On Blake Street, it's the opposite. The outfield measurements are better made in acreage rather than feet to the wall. Now that the humidor reduces the flight of the baseball somewhat, the hassle is the amount of fair territory. Singles, doubles and triples can be found everywhere, and it takes fleet outfielders to patrol all that ground.

"There's a lot of room there," said Red Sox infielder Mike Lowell. It seems like the gaps are huge, and the ball seems to carry just a little bit more than in other parks."

And if the air feels different when you get off a plane from Boston and land in Denver, well, it is. It's probably cleaner, and it's definitely thinner at more than 5,000 feet elevation.

That means that you work harder for the same athletic feats -- like, say, pitching several innings. It also means that breaking balls don't quite break like they do at sea level.

"One of the keys to pitching here is breaking balls are great, but if that's your go-to pitch you're not going to have that much success," said Rockies pitcher Josh Fogg, who will start Game 3. "Because you're not going to get the same break that you would anywhere else. ... You can't rely heavily on a nasty curveball. It's not going to be as nasty every time, and you've got to rely on some other pitches."

So -- they look different. They feel different. They play different. It's one of the beauties of baseball, that the playing field varies from place to place. So vive la difference. It's just about time to play ball.
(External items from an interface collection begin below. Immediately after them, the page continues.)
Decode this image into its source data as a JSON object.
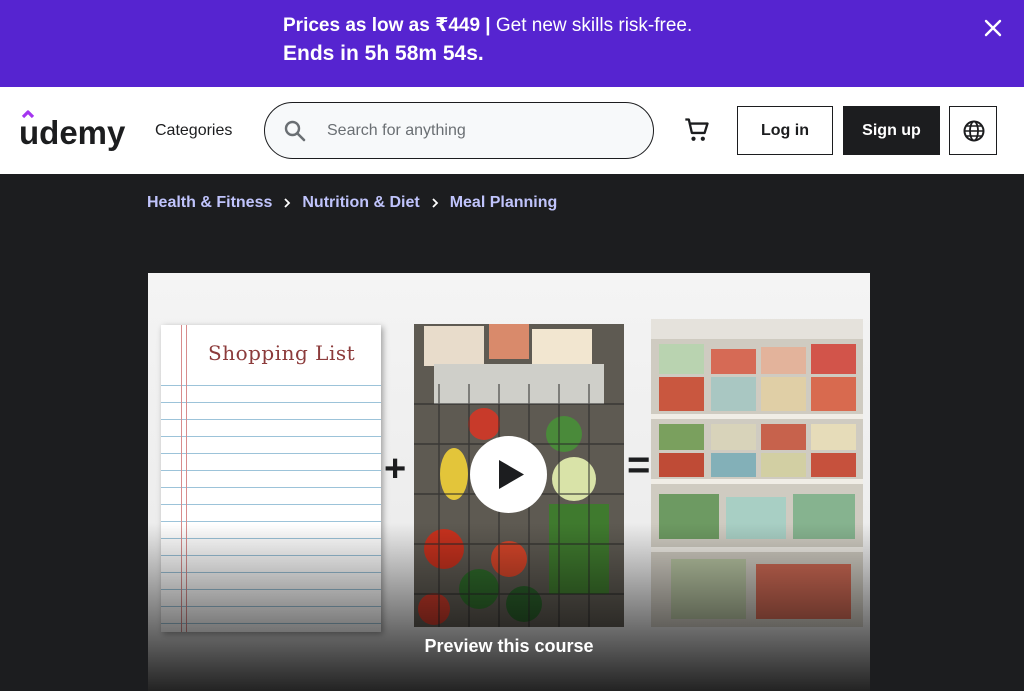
{
  "promo": {
    "headline_bold": "Prices as low as ₹449 |",
    "headline_rest": " Get new skills risk-free.",
    "countdown": "Ends in 5h 58m 54s.",
    "close_icon": "close-icon",
    "background_color": "#5624d0"
  },
  "header": {
    "logo_text": "udemy",
    "categories_label": "Categories",
    "search": {
      "placeholder": "Search for anything",
      "value": "",
      "icon": "search-icon"
    },
    "cart_icon": "cart-icon",
    "login_label": "Log in",
    "signup_label": "Sign up",
    "language_icon": "globe-icon"
  },
  "breadcrumb": {
    "items": [
      "Health & Fitness",
      "Nutrition & Diet",
      "Meal Planning"
    ],
    "separator_icon": "chevron-right-icon",
    "color": "#c0c4fc"
  },
  "course_preview": {
    "shopping_list_title": "Shopping List",
    "plus_symbol": "+",
    "equals_symbol": "=",
    "play_icon": "play-icon",
    "preview_label": "Preview this course"
  }
}
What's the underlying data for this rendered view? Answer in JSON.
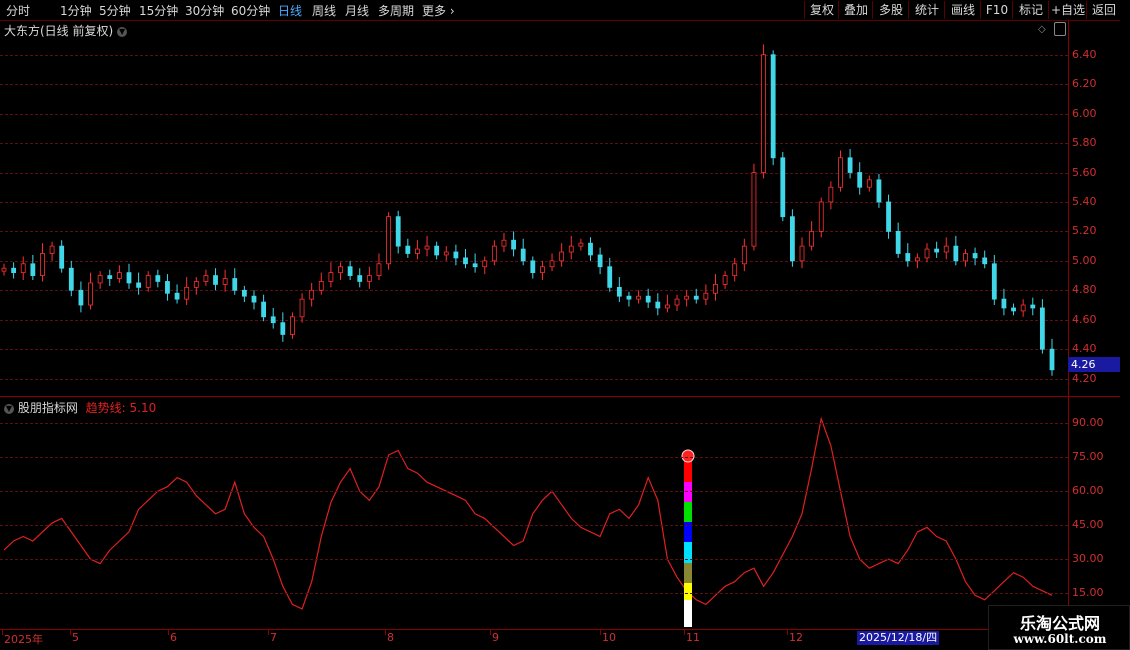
{
  "toolbar": {
    "tabs": [
      "分时",
      "1分钟",
      "5分钟",
      "15分钟",
      "30分钟",
      "60分钟",
      "日线",
      "周线",
      "月线",
      "多周期",
      "更多"
    ],
    "active_tab": "日线",
    "right_buttons": [
      "复权",
      "叠加",
      "多股",
      "统计",
      "画线",
      "F10",
      "标记",
      "+自选",
      "返回"
    ]
  },
  "main_chart": {
    "title": "大东方(日线 前复权)",
    "y_ticks": [
      "6.40",
      "6.20",
      "6.00",
      "5.80",
      "5.60",
      "5.40",
      "5.20",
      "5.00",
      "4.80",
      "4.60",
      "4.40",
      "4.20"
    ],
    "last_price": "4.26"
  },
  "indicator": {
    "name": "股朋指标网",
    "line_label": "趋势线: 5.10",
    "y_ticks": [
      "90.00",
      "75.00",
      "60.00",
      "45.00",
      "30.00",
      "15.00"
    ]
  },
  "x_axis": {
    "labels": [
      "2025年",
      "5",
      "6",
      "7",
      "8",
      "9",
      "10",
      "11",
      "12"
    ],
    "cursor_date": "2025/12/18/四"
  },
  "watermark": {
    "line1": "乐淘公式网",
    "line2": "www.60lt.com"
  },
  "colors": {
    "up": "#ff3030",
    "down": "#40d8e8",
    "grid": "#5a1010",
    "indicator_line": "#e02020"
  },
  "chart_data": [
    {
      "type": "candlestick",
      "title": "大东方(日线 前复权)",
      "ylim": [
        4.15,
        6.5
      ],
      "close_series_approx": [
        4.95,
        4.92,
        4.98,
        4.9,
        5.05,
        5.1,
        4.95,
        4.8,
        4.7,
        4.85,
        4.9,
        4.88,
        4.92,
        4.85,
        4.82,
        4.9,
        4.86,
        4.78,
        4.74,
        4.82,
        4.86,
        4.9,
        4.84,
        4.88,
        4.8,
        4.76,
        4.72,
        4.62,
        4.58,
        4.5,
        4.62,
        4.74,
        4.8,
        4.86,
        4.92,
        4.96,
        4.9,
        4.86,
        4.9,
        4.98,
        5.3,
        5.1,
        5.05,
        5.08,
        5.1,
        5.04,
        5.06,
        5.02,
        4.98,
        4.96,
        5.0,
        5.1,
        5.14,
        5.08,
        5.0,
        4.92,
        4.96,
        5.0,
        5.06,
        5.1,
        5.12,
        5.04,
        4.96,
        4.82,
        4.76,
        4.74,
        4.76,
        4.72,
        4.68,
        4.7,
        4.74,
        4.76,
        4.74,
        4.78,
        4.84,
        4.9,
        4.98,
        5.1,
        5.6,
        6.4,
        5.7,
        5.3,
        5.0,
        5.1,
        5.2,
        5.4,
        5.5,
        5.7,
        5.6,
        5.5,
        5.55,
        5.4,
        5.2,
        5.05,
        5.0,
        5.02,
        5.08,
        5.06,
        5.1,
        5.0,
        5.05,
        5.02,
        4.98,
        4.74,
        4.68,
        4.66,
        4.7,
        4.68,
        4.4,
        4.26
      ]
    },
    {
      "type": "line",
      "name": "趋势线",
      "ylim": [
        0,
        95
      ],
      "values": [
        34,
        38,
        40,
        38,
        42,
        46,
        48,
        42,
        36,
        30,
        28,
        34,
        38,
        42,
        52,
        56,
        60,
        62,
        66,
        64,
        58,
        54,
        50,
        52,
        64,
        50,
        44,
        40,
        30,
        18,
        10,
        8,
        20,
        40,
        55,
        64,
        70,
        60,
        56,
        62,
        76,
        78,
        70,
        68,
        64,
        62,
        60,
        58,
        56,
        50,
        48,
        44,
        40,
        36,
        38,
        50,
        56,
        60,
        54,
        48,
        44,
        42,
        40,
        50,
        52,
        48,
        54,
        66,
        56,
        30,
        22,
        16,
        12,
        10,
        14,
        18,
        20,
        24,
        26,
        18,
        24,
        32,
        40,
        50,
        70,
        92,
        80,
        60,
        40,
        30,
        26,
        28,
        30,
        28,
        34,
        42,
        44,
        40,
        38,
        30,
        20,
        14,
        12,
        16,
        20,
        24,
        22,
        18,
        16,
        14
      ]
    }
  ]
}
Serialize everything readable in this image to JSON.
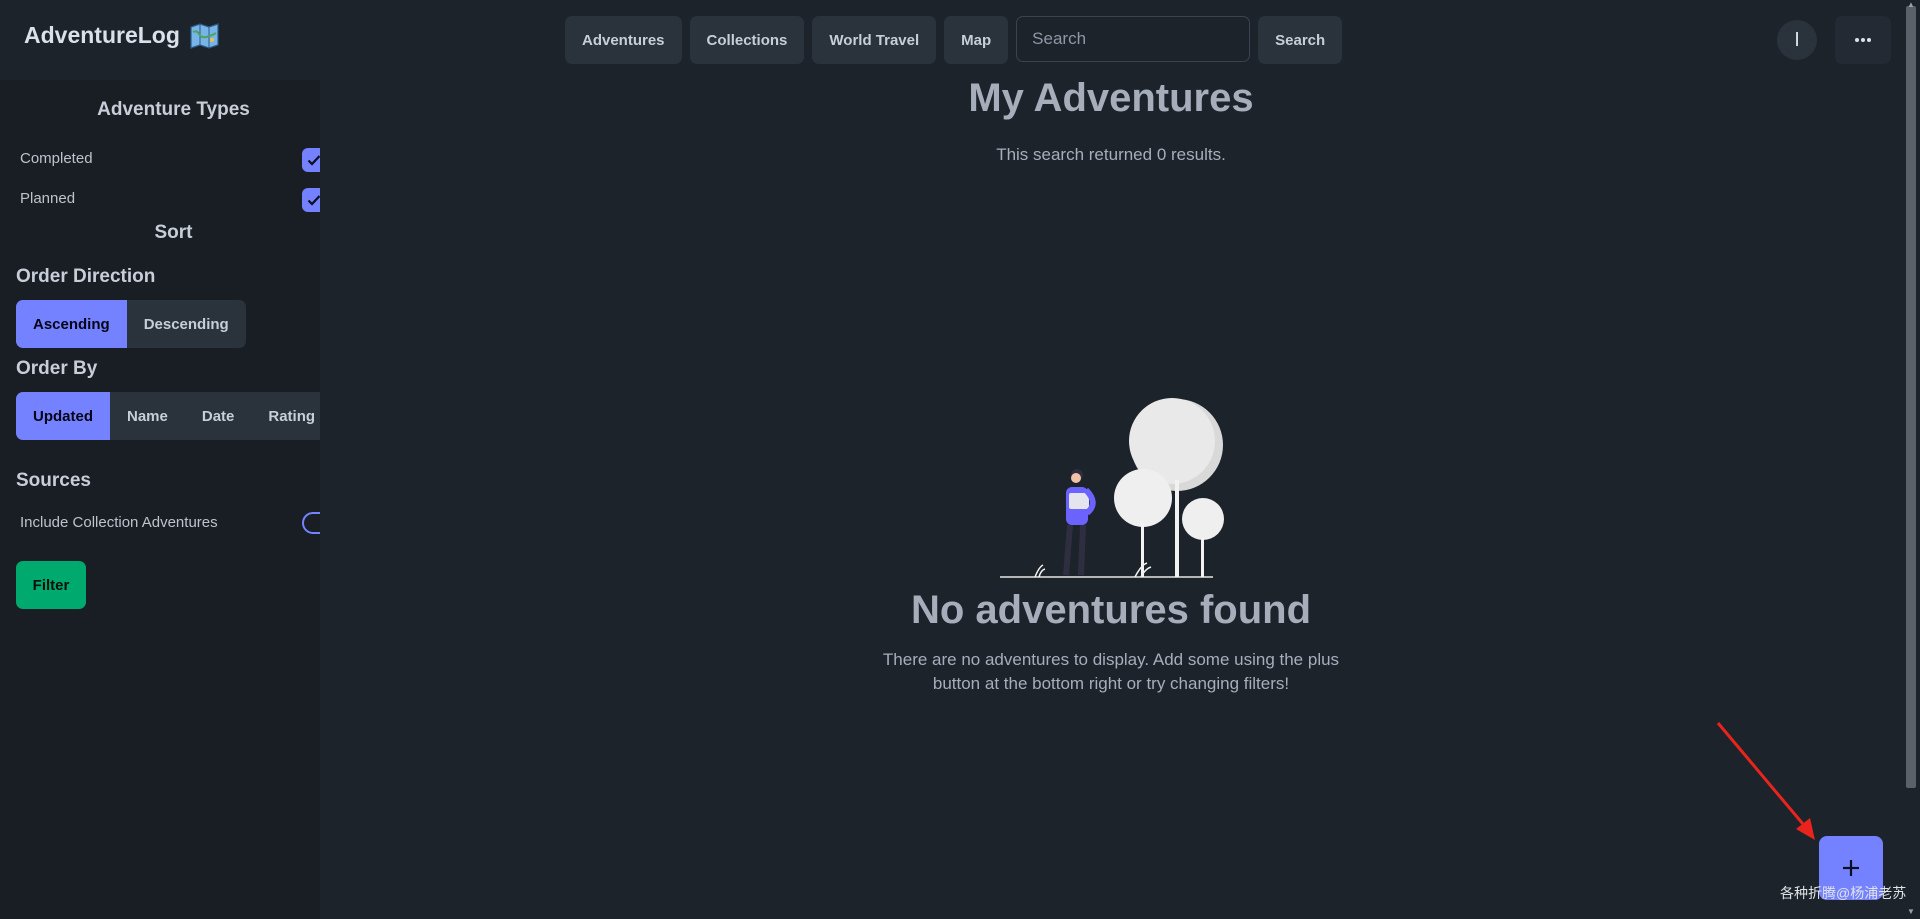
{
  "navbar": {
    "brand": "AdventureLog",
    "brand_icon": "map-icon",
    "links": [
      "Adventures",
      "Collections",
      "World Travel",
      "Map"
    ],
    "search_placeholder": "Search",
    "search_button": "Search",
    "avatar_initial": "I",
    "menu_icon": "ellipsis-icon"
  },
  "sidebar": {
    "types_title": "Adventure Types",
    "types": [
      {
        "label": "Completed",
        "checked": true
      },
      {
        "label": "Planned",
        "checked": true
      }
    ],
    "sort_title": "Sort",
    "order_direction_label": "Order Direction",
    "order_direction": [
      "Ascending",
      "Descending"
    ],
    "order_by_label": "Order By",
    "order_by": [
      "Updated",
      "Name",
      "Date",
      "Rating"
    ],
    "sources_label": "Sources",
    "include_collection": "Include Collection Adventures",
    "filter_button": "Filter"
  },
  "main": {
    "title": "My Adventures",
    "results": "This search returned 0 results.",
    "empty_title": "No adventures found",
    "empty_desc": "There are no adventures to display. Add some using the plus button at the bottom right or try changing filters!"
  },
  "fab": {
    "icon": "plus-icon"
  },
  "watermark": "各种折腾@杨浦老苏",
  "colors": {
    "background": "#1d232a",
    "sidebar": "#191e24",
    "primary": "#7582ff",
    "success": "#00a96e",
    "annotation_arrow": "#e8241c"
  }
}
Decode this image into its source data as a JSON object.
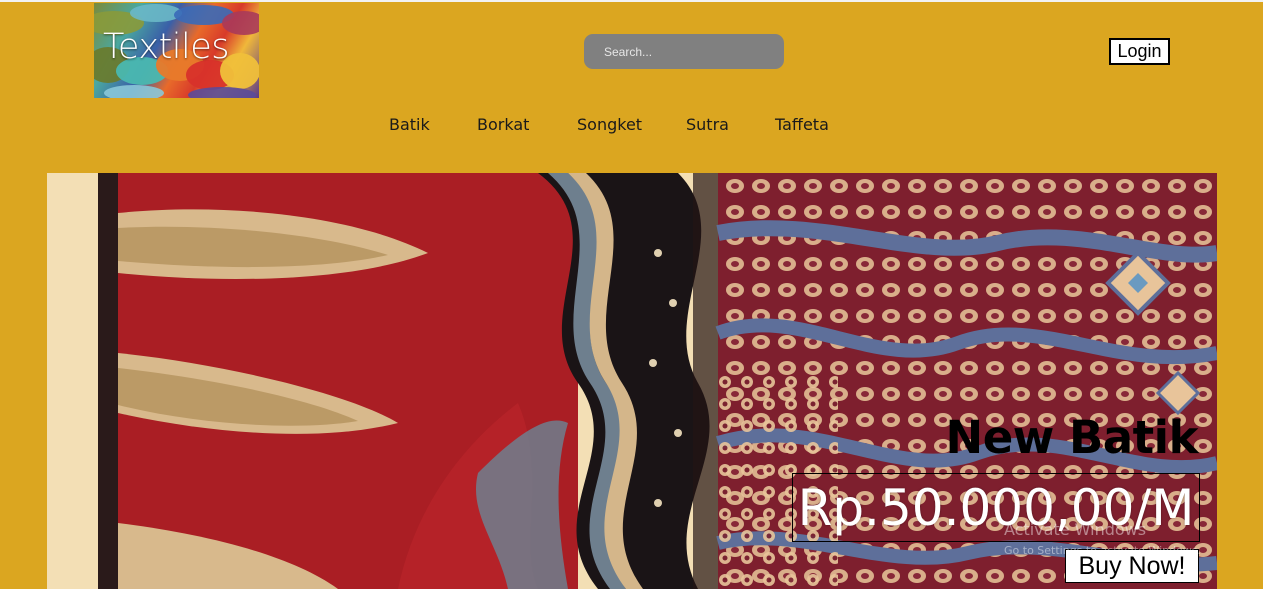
{
  "header": {
    "logo_text": "Textiles",
    "login_label": "Login"
  },
  "search": {
    "placeholder": "Search..."
  },
  "nav": {
    "items": [
      {
        "label": "Batik"
      },
      {
        "label": "Borkat"
      },
      {
        "label": "Songket"
      },
      {
        "label": "Sutra"
      },
      {
        "label": "Taffeta"
      }
    ]
  },
  "hero": {
    "title": "New Batik",
    "price": "Rp.50.000,00/M",
    "buy_label": "Buy Now!"
  },
  "watermark": {
    "line1": "Activate Windows",
    "line2": "Go to Settings to activate Windows."
  },
  "colors": {
    "page_background": "#dba620",
    "hero_side_panel": "#f3dfb5",
    "search_background": "#808080"
  }
}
Matthew Leach is a reporter for MLB.com. This story was not subject to the approval of Major League Baseball or its clubs.